■ **EXERCISE PROMPT**: Find every line in the records below that contains "screenshot", and copy it.

(Entries taken from a collection)
____________________
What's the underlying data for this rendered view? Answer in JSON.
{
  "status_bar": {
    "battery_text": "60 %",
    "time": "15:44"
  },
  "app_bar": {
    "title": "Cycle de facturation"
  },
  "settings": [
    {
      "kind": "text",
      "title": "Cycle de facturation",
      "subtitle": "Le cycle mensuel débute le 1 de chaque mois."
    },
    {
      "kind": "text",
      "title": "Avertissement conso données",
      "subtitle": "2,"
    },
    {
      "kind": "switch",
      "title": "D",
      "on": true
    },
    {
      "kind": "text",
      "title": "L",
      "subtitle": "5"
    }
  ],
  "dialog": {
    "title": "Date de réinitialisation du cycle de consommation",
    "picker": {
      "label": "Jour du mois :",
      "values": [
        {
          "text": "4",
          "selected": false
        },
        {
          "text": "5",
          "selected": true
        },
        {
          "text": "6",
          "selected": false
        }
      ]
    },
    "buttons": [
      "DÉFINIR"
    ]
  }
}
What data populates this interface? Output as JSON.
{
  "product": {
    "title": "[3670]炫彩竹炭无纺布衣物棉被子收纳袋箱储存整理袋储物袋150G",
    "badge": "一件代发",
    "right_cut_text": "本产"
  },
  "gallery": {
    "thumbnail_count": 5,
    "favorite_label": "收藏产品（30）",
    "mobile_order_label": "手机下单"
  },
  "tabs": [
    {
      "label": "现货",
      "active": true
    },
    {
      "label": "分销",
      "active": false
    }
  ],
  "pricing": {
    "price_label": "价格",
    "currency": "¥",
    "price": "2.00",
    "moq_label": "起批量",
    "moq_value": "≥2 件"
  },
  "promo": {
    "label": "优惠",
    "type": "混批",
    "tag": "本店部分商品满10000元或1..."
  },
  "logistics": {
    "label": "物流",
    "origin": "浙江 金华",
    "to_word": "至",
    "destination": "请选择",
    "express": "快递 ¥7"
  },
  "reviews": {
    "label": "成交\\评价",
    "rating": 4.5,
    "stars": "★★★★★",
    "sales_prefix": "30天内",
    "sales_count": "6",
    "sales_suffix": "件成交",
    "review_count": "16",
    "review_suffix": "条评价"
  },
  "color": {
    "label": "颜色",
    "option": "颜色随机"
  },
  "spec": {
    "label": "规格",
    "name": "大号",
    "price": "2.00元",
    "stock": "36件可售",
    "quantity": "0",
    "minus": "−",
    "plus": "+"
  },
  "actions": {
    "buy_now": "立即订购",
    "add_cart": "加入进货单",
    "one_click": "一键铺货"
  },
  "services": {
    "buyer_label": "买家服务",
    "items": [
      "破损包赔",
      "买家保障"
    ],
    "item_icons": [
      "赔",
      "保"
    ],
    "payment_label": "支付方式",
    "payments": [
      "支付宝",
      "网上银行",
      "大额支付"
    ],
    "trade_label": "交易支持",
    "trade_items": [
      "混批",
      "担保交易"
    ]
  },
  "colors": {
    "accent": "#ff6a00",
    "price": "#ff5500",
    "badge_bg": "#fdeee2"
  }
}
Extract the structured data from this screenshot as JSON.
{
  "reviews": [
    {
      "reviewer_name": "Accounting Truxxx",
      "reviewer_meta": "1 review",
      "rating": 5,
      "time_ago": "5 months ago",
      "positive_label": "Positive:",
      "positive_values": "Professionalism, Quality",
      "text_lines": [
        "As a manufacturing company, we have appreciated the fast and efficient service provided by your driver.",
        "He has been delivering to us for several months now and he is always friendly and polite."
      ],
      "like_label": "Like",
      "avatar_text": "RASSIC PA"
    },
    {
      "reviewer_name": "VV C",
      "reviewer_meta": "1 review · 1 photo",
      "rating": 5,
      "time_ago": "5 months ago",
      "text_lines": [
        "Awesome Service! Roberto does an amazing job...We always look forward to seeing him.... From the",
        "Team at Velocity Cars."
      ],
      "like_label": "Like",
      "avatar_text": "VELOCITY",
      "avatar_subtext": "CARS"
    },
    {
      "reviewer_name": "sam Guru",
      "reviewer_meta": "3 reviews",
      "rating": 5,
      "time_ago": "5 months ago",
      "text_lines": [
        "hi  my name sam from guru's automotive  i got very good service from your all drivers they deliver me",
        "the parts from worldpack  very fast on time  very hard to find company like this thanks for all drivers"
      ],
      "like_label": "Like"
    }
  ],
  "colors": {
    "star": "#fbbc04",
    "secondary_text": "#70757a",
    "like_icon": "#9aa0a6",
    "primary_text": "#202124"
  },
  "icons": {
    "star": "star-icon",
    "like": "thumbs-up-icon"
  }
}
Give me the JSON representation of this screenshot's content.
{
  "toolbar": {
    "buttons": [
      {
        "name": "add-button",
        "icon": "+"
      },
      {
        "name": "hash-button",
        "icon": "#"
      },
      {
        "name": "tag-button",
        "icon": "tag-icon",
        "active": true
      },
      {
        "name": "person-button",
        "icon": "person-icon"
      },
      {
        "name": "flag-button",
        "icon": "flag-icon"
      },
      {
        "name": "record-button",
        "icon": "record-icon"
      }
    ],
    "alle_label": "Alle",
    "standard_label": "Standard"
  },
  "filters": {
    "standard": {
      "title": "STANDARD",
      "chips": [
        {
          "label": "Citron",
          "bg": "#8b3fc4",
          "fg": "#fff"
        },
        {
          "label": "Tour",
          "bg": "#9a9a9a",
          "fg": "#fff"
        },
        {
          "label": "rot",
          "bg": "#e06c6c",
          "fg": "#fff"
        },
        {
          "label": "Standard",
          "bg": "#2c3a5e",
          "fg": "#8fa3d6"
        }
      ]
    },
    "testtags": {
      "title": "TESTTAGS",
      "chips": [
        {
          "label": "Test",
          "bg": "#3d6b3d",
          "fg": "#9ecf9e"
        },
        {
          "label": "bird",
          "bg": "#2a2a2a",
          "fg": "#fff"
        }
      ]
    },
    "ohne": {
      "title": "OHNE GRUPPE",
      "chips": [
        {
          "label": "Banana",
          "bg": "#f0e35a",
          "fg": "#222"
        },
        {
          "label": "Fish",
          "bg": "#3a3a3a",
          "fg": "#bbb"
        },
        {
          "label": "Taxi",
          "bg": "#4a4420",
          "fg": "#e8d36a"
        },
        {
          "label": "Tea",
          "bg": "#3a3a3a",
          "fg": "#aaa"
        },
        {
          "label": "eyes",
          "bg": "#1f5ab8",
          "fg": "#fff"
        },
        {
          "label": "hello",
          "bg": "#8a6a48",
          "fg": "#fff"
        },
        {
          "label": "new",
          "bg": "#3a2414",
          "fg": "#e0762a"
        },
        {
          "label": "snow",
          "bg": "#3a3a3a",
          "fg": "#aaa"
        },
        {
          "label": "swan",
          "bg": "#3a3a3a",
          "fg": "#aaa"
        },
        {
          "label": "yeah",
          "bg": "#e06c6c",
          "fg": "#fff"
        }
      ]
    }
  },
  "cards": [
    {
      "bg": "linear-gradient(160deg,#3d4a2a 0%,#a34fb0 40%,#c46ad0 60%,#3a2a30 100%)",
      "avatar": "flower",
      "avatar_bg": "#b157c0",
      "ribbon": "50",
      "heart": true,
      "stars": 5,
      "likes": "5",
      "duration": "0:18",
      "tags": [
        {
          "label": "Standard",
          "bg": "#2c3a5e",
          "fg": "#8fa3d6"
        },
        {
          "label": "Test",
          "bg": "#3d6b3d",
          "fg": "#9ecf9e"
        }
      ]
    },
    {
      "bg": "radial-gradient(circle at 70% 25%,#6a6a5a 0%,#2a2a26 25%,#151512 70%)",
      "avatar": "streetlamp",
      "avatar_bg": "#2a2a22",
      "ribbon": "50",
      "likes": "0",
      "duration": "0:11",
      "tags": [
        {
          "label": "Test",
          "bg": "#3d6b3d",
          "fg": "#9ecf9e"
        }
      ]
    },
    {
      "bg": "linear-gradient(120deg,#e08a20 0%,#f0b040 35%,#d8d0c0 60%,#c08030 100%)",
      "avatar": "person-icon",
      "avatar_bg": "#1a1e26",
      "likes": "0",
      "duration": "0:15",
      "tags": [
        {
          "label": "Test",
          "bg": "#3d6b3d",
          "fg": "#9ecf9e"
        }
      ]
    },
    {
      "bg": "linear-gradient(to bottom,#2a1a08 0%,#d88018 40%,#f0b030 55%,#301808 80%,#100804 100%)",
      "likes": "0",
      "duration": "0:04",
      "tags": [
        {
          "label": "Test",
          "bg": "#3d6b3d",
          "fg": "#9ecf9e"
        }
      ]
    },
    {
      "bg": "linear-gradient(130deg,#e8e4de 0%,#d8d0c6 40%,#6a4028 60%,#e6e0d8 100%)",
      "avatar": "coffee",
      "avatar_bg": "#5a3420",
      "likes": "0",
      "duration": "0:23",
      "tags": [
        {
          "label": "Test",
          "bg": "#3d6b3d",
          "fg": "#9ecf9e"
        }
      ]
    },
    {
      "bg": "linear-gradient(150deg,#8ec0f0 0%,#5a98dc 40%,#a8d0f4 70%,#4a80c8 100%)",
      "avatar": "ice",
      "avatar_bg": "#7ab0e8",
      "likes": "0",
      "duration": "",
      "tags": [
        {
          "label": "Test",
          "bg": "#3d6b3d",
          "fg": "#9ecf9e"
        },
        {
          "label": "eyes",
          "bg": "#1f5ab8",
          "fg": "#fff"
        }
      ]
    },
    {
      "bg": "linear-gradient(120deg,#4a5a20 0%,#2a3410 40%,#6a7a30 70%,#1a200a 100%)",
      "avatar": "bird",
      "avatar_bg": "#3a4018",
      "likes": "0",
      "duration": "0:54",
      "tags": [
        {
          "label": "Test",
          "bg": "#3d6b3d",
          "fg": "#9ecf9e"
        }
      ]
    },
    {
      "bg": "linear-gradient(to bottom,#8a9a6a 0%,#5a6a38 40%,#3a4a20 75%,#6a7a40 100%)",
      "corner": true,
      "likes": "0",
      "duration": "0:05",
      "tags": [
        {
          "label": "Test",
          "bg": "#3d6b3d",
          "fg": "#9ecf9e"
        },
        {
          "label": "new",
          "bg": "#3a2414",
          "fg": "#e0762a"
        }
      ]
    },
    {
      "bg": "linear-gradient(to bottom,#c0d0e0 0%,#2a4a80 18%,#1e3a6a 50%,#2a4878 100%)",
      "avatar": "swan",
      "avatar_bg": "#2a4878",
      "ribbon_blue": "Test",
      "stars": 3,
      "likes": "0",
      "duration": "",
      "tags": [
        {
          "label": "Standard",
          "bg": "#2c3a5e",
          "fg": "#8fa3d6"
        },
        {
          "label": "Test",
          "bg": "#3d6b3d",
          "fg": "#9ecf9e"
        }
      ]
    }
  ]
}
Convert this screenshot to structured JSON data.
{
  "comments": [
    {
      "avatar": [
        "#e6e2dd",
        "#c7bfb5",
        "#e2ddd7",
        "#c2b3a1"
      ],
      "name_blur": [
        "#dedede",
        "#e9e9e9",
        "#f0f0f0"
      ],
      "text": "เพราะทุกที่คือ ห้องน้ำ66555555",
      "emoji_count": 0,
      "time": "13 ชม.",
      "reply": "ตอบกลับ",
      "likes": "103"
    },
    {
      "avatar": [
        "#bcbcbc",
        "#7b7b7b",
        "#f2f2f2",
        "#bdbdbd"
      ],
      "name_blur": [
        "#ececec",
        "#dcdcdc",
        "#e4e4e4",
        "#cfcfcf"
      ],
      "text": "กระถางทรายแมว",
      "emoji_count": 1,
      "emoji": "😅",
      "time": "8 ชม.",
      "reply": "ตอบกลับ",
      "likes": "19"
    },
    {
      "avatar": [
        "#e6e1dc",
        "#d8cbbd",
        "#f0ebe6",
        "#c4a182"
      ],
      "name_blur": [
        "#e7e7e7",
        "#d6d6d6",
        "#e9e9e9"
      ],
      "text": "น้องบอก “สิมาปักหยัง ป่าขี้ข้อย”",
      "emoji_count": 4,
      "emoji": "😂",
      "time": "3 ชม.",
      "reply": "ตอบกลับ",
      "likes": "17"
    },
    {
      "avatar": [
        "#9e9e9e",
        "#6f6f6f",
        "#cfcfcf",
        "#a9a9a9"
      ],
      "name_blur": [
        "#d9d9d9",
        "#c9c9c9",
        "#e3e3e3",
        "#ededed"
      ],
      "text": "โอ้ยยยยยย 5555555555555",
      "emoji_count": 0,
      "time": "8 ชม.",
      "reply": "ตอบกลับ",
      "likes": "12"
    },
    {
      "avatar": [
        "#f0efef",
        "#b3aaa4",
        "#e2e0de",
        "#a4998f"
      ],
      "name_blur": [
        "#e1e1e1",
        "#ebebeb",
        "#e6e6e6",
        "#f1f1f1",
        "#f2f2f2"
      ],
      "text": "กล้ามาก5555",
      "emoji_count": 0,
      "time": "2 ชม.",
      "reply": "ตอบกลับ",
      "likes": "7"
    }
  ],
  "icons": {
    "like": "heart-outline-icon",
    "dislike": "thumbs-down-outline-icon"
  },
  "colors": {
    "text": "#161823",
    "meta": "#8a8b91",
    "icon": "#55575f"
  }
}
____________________
■ **WRITTEN RESPONSE**:
Extract the structured data from this screenshot as JSON.
Give me the JSON representation of this screenshot's content.
Convert this screenshot to structured JSON data.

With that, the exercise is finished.